**TASK DIRECTIONS:**
Reproduce every line that appears below, precisely and completely.
++++
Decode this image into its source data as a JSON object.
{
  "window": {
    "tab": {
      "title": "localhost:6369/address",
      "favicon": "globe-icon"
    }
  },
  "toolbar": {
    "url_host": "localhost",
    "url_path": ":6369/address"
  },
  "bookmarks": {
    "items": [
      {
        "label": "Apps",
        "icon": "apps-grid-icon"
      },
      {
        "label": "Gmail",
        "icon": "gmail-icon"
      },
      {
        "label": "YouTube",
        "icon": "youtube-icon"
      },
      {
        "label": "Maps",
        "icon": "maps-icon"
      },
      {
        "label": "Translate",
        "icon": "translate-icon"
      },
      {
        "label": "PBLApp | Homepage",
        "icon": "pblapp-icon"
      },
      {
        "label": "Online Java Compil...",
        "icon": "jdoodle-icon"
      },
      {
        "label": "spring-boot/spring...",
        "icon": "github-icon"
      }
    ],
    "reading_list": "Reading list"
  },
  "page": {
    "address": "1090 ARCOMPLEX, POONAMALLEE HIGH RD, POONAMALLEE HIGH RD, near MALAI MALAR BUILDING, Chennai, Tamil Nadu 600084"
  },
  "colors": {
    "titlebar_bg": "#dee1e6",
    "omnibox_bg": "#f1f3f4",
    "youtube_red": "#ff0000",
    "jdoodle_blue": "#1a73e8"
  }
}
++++
**WRITTEN RESPONSE:**
Decode this image into its source data as a JSON object.
{
  "window": {
    "tab": {
      "title": "localhost:6369/address",
      "favicon": "globe-icon"
    }
  },
  "toolbar": {
    "url_host": "localhost",
    "url_path": ":6369/address"
  },
  "bookmarks": {
    "items": [
      {
        "label": "Apps",
        "icon": "apps-grid-icon"
      },
      {
        "label": "Gmail",
        "icon": "gmail-icon"
      },
      {
        "label": "YouTube",
        "icon": "youtube-icon"
      },
      {
        "label": "Maps",
        "icon": "maps-icon"
      },
      {
        "label": "Translate",
        "icon": "translate-icon"
      },
      {
        "label": "PBLApp | Homepage",
        "icon": "pblapp-icon"
      },
      {
        "label": "Online Java Compil...",
        "icon": "jdoodle-icon"
      },
      {
        "label": "spring-boot/spring...",
        "icon": "github-icon"
      }
    ],
    "reading_list": "Reading list"
  },
  "page": {
    "address": "1090 ARCOMPLEX, POONAMALLEE HIGH RD, POONAMALLEE HIGH RD, near MALAI MALAR BUILDING, Chennai, Tamil Nadu 600084"
  },
  "colors": {
    "titlebar_bg": "#dee1e6",
    "omnibox_bg": "#f1f3f4",
    "youtube_red": "#ff0000",
    "jdoodle_blue": "#1a73e8"
  }
}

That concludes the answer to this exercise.